_What the task asks:_
The goal is to restate all of the records below word for word.

_Records provided:_
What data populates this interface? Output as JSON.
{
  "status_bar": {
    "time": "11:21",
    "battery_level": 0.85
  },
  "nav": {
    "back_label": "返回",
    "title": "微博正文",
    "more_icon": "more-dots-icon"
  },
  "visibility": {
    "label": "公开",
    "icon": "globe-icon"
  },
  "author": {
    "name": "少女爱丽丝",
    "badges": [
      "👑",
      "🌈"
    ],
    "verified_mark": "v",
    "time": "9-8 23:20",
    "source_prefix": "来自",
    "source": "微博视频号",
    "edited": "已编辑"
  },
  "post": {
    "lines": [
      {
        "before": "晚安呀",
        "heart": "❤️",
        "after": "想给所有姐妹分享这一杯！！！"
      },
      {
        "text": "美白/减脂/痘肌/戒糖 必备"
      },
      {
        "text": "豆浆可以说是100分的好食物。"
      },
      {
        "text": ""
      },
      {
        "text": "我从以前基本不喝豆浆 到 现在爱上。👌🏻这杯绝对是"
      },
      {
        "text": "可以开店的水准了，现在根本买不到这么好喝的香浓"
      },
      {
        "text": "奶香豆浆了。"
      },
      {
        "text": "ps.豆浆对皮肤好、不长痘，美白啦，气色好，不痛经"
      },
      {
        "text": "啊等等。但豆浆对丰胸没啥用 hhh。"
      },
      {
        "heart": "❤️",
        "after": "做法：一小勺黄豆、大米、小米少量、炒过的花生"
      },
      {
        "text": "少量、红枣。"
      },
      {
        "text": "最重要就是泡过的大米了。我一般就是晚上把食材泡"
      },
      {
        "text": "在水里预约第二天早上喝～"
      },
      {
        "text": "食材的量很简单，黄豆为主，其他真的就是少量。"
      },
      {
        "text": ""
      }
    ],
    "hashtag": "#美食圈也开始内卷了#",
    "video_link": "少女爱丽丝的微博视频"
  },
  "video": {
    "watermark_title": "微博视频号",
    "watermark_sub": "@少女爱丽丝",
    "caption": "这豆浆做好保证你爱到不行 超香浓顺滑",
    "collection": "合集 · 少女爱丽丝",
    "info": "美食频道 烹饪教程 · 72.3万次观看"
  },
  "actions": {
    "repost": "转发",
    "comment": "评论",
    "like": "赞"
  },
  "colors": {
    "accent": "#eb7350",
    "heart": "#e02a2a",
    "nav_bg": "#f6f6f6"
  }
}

_Your response:_
What data populates this interface? Output as JSON.
{
  "status_bar": {
    "time": "11:21",
    "battery_level": 0.85
  },
  "nav": {
    "back_label": "返回",
    "title": "微博正文",
    "more_icon": "more-dots-icon"
  },
  "visibility": {
    "label": "公开",
    "icon": "globe-icon"
  },
  "author": {
    "name": "少女爱丽丝",
    "badges": [
      "👑",
      "🌈"
    ],
    "verified_mark": "v",
    "time": "9-8 23:20",
    "source_prefix": "来自",
    "source": "微博视频号",
    "edited": "已编辑"
  },
  "post": {
    "lines": [
      {
        "before": "晚安呀",
        "heart": "❤️",
        "after": "想给所有姐妹分享这一杯！！！"
      },
      {
        "text": "美白/减脂/痘肌/戒糖 必备"
      },
      {
        "text": "豆浆可以说是100分的好食物。"
      },
      {
        "text": ""
      },
      {
        "text": "我从以前基本不喝豆浆 到 现在爱上。👌🏻这杯绝对是"
      },
      {
        "text": "可以开店的水准了，现在根本买不到这么好喝的香浓"
      },
      {
        "text": "奶香豆浆了。"
      },
      {
        "text": "ps.豆浆对皮肤好、不长痘，美白啦，气色好，不痛经"
      },
      {
        "text": "啊等等。但豆浆对丰胸没啥用 hhh。"
      },
      {
        "heart": "❤️",
        "after": "做法：一小勺黄豆、大米、小米少量、炒过的花生"
      },
      {
        "text": "少量、红枣。"
      },
      {
        "text": "最重要就是泡过的大米了。我一般就是晚上把食材泡"
      },
      {
        "text": "在水里预约第二天早上喝～"
      },
      {
        "text": "食材的量很简单，黄豆为主，其他真的就是少量。"
      },
      {
        "text": ""
      }
    ],
    "hashtag": "#美食圈也开始内卷了#",
    "video_link": "少女爱丽丝的微博视频"
  },
  "video": {
    "watermark_title": "微博视频号",
    "watermark_sub": "@少女爱丽丝",
    "caption": "这豆浆做好保证你爱到不行 超香浓顺滑",
    "collection": "合集 · 少女爱丽丝",
    "info": "美食频道 烹饪教程 · 72.3万次观看"
  },
  "actions": {
    "repost": "转发",
    "comment": "评论",
    "like": "赞"
  },
  "colors": {
    "accent": "#eb7350",
    "heart": "#e02a2a",
    "nav_bg": "#f6f6f6"
  }
}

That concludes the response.